Would you print the listing that follows exactly, but without its pictures?

┌────────

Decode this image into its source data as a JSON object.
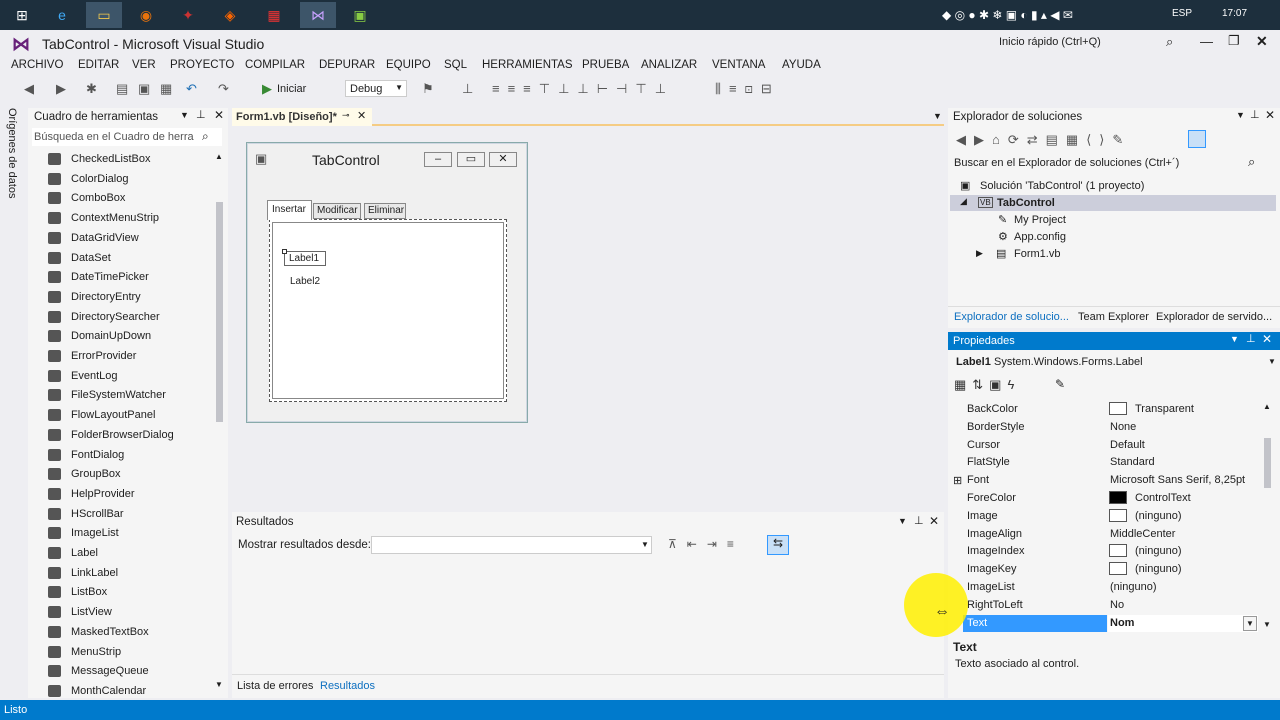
{
  "taskbar": {
    "tray": [
      "ESP",
      "17:07"
    ]
  },
  "window": {
    "title": "TabControl - Microsoft Visual Studio",
    "quick_launch": "Inicio rápido (Ctrl+Q)"
  },
  "menu": [
    "ARCHIVO",
    "EDITAR",
    "VER",
    "PROYECTO",
    "COMPILAR",
    "DEPURAR",
    "EQUIPO",
    "SQL",
    "HERRAMIENTAS",
    "PRUEBA",
    "ANALIZAR",
    "VENTANA",
    "AYUDA"
  ],
  "toolbar": {
    "start": "Iniciar",
    "config": "Debug"
  },
  "side_strip": "Orígenes de datos",
  "toolbox": {
    "title": "Cuadro de herramientas",
    "search": "Búsqueda en el Cuadro de herra",
    "items": [
      "CheckedListBox",
      "ColorDialog",
      "ComboBox",
      "ContextMenuStrip",
      "DataGridView",
      "DataSet",
      "DateTimePicker",
      "DirectoryEntry",
      "DirectorySearcher",
      "DomainUpDown",
      "ErrorProvider",
      "EventLog",
      "FileSystemWatcher",
      "FlowLayoutPanel",
      "FolderBrowserDialog",
      "FontDialog",
      "GroupBox",
      "HelpProvider",
      "HScrollBar",
      "ImageList",
      "Label",
      "LinkLabel",
      "ListBox",
      "ListView",
      "MaskedTextBox",
      "MenuStrip",
      "MessageQueue",
      "MonthCalendar"
    ]
  },
  "document_tab": "Form1.vb [Diseño]*",
  "form": {
    "title": "TabControl",
    "tabs": [
      "Insertar",
      "Modificar",
      "Eliminar"
    ],
    "label1": "Label1",
    "label2": "Label2"
  },
  "results": {
    "title": "Resultados",
    "show_from": "Mostrar resultados desde:",
    "bottom_tabs": [
      "Lista de errores",
      "Resultados"
    ]
  },
  "solution_explorer": {
    "title": "Explorador de soluciones",
    "search": "Buscar en el Explorador de soluciones (Ctrl+´)",
    "solution": "Solución 'TabControl' (1 proyecto)",
    "project": "TabControl",
    "nodes": [
      "My Project",
      "App.config",
      "Form1.vb"
    ],
    "bottom_tabs": [
      "Explorador de solucio...",
      "Team Explorer",
      "Explorador de servido..."
    ]
  },
  "properties": {
    "title": "Propiedades",
    "object": "Label1",
    "object_type": "System.Windows.Forms.Label",
    "rows": [
      {
        "name": "BackColor",
        "value": "Transparent",
        "swatch": "#ffffff"
      },
      {
        "name": "BorderStyle",
        "value": "None"
      },
      {
        "name": "Cursor",
        "value": "Default"
      },
      {
        "name": "FlatStyle",
        "value": "Standard"
      },
      {
        "name": "Font",
        "value": "Microsoft Sans Serif, 8,25pt"
      },
      {
        "name": "ForeColor",
        "value": "ControlText",
        "swatch": "#000000"
      },
      {
        "name": "Image",
        "value": "(ninguno)",
        "swatch": "#ffffff"
      },
      {
        "name": "ImageAlign",
        "value": "MiddleCenter"
      },
      {
        "name": "ImageIndex",
        "value": "(ninguno)",
        "swatch": "#ffffff"
      },
      {
        "name": "ImageKey",
        "value": "(ninguno)",
        "swatch": "#ffffff"
      },
      {
        "name": "ImageList",
        "value": "(ninguno)"
      },
      {
        "name": "RightToLeft",
        "value": "No"
      },
      {
        "name": "Text",
        "value": "Nom"
      }
    ],
    "desc_title": "Text",
    "desc_text": "Texto asociado al control."
  },
  "status": "Listo",
  "colors": {
    "accent": "#007acc",
    "selection": "#3399ff"
  }
}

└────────

* Answer for this exercise
Decode this image into its source data as a JSON object.
{
  "taskbar": {
    "tray": [
      "ESP",
      "17:07"
    ]
  },
  "window": {
    "title": "TabControl - Microsoft Visual Studio",
    "quick_launch": "Inicio rápido (Ctrl+Q)"
  },
  "menu": [
    "ARCHIVO",
    "EDITAR",
    "VER",
    "PROYECTO",
    "COMPILAR",
    "DEPURAR",
    "EQUIPO",
    "SQL",
    "HERRAMIENTAS",
    "PRUEBA",
    "ANALIZAR",
    "VENTANA",
    "AYUDA"
  ],
  "toolbar": {
    "start": "Iniciar",
    "config": "Debug"
  },
  "side_strip": "Orígenes de datos",
  "toolbox": {
    "title": "Cuadro de herramientas",
    "search": "Búsqueda en el Cuadro de herra",
    "items": [
      "CheckedListBox",
      "ColorDialog",
      "ComboBox",
      "ContextMenuStrip",
      "DataGridView",
      "DataSet",
      "DateTimePicker",
      "DirectoryEntry",
      "DirectorySearcher",
      "DomainUpDown",
      "ErrorProvider",
      "EventLog",
      "FileSystemWatcher",
      "FlowLayoutPanel",
      "FolderBrowserDialog",
      "FontDialog",
      "GroupBox",
      "HelpProvider",
      "HScrollBar",
      "ImageList",
      "Label",
      "LinkLabel",
      "ListBox",
      "ListView",
      "MaskedTextBox",
      "MenuStrip",
      "MessageQueue",
      "MonthCalendar"
    ]
  },
  "document_tab": "Form1.vb [Diseño]*",
  "form": {
    "title": "TabControl",
    "tabs": [
      "Insertar",
      "Modificar",
      "Eliminar"
    ],
    "label1": "Label1",
    "label2": "Label2"
  },
  "results": {
    "title": "Resultados",
    "show_from": "Mostrar resultados desde:",
    "bottom_tabs": [
      "Lista de errores",
      "Resultados"
    ]
  },
  "solution_explorer": {
    "title": "Explorador de soluciones",
    "search": "Buscar en el Explorador de soluciones (Ctrl+´)",
    "solution": "Solución 'TabControl' (1 proyecto)",
    "project": "TabControl",
    "nodes": [
      "My Project",
      "App.config",
      "Form1.vb"
    ],
    "bottom_tabs": [
      "Explorador de solucio...",
      "Team Explorer",
      "Explorador de servido..."
    ]
  },
  "properties": {
    "title": "Propiedades",
    "object": "Label1",
    "object_type": "System.Windows.Forms.Label",
    "rows": [
      {
        "name": "BackColor",
        "value": "Transparent",
        "swatch": "#ffffff"
      },
      {
        "name": "BorderStyle",
        "value": "None"
      },
      {
        "name": "Cursor",
        "value": "Default"
      },
      {
        "name": "FlatStyle",
        "value": "Standard"
      },
      {
        "name": "Font",
        "value": "Microsoft Sans Serif, 8,25pt"
      },
      {
        "name": "ForeColor",
        "value": "ControlText",
        "swatch": "#000000"
      },
      {
        "name": "Image",
        "value": "(ninguno)",
        "swatch": "#ffffff"
      },
      {
        "name": "ImageAlign",
        "value": "MiddleCenter"
      },
      {
        "name": "ImageIndex",
        "value": "(ninguno)",
        "swatch": "#ffffff"
      },
      {
        "name": "ImageKey",
        "value": "(ninguno)",
        "swatch": "#ffffff"
      },
      {
        "name": "ImageList",
        "value": "(ninguno)"
      },
      {
        "name": "RightToLeft",
        "value": "No"
      },
      {
        "name": "Text",
        "value": "Nom"
      }
    ],
    "desc_title": "Text",
    "desc_text": "Texto asociado al control."
  },
  "status": "Listo",
  "colors": {
    "accent": "#007acc",
    "selection": "#3399ff"
  }
}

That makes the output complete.